There is no perfect balance, only balanc-ing!

 

Emeric Nectoux's curator insight, May 14, 2014 5:02 PM

I would not be so "black or white" on this... For sure, in some specific moment, we definitely  need to focus and avoid any kind of distractions, then we should avoid multitasking. But, to be fair, these kind of moments, requiring our full attention, are not so frequent in a regular day. We are all able to identify those and isolate ourselves (if not possible within the 2 coming minutes, then schedule some time later on to do so, cf. the famous 2 minutes rule)

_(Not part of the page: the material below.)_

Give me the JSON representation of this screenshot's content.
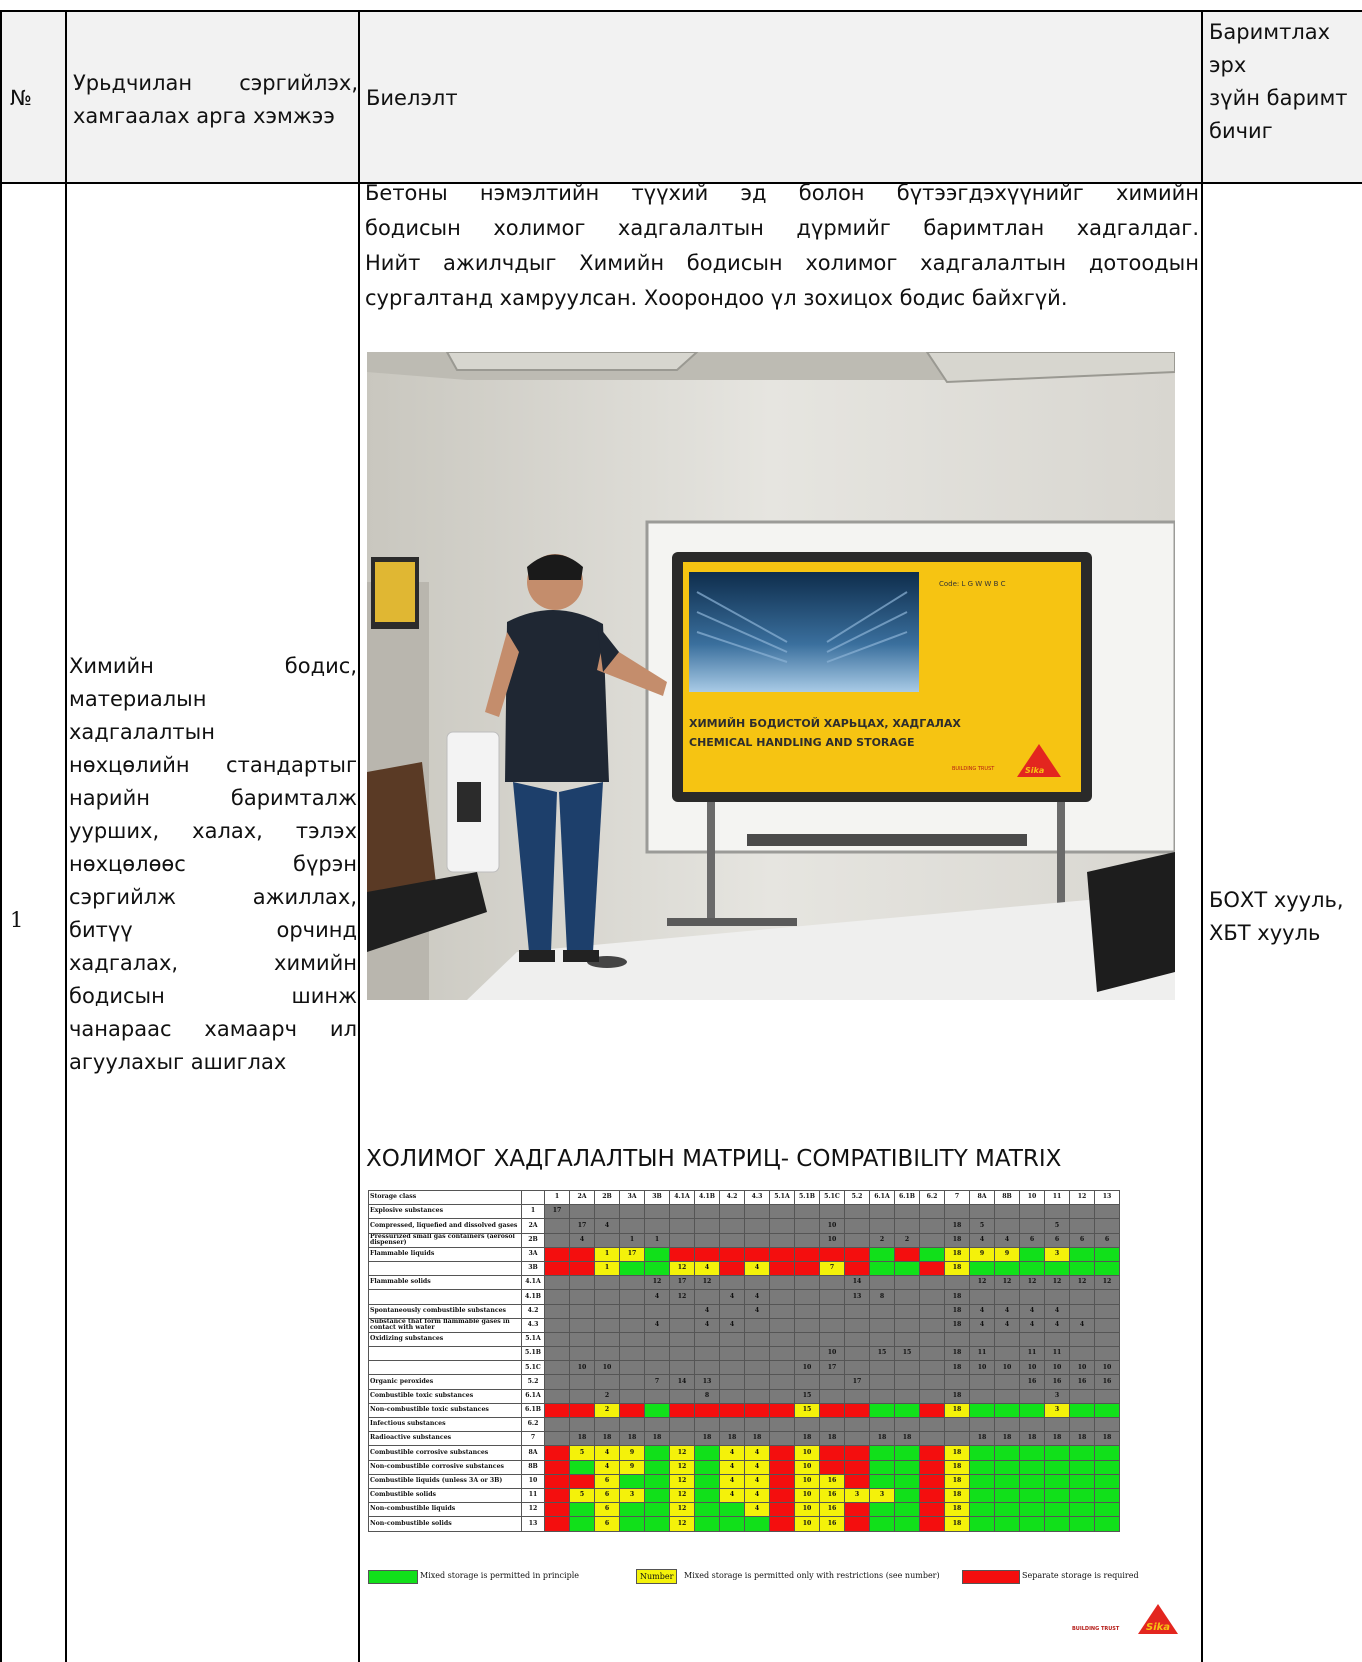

In the other hand, multitasking is very close to the way your brain work. It allows you to make connections, relate different things together, mix them and at the end breaking through, while focus only on 1 thing might lead you to a dead end. 


 As often, it is question and balance and knowing him/herself wheel enough to be able to adopt the quite behavior at the right time.

4twenty2's curator insight, May 15, 2014 4:51 AM

Wow .... We have all been taught multi-tasking is the way forward - Men are often derided for their lack of ability in this department and now it seems they have been better at getting the job done all along!  

 

This quote really hit hole "trying to focus on one or more tasks at a time actually reduces your productivity by a whopping 40%. It’s equivalent to missing one night of sleep and has two-times more effect on your brain than smoking marijuana"  No wonder after a day of multitasking we feel exhausted -  a rethink on time management is needed!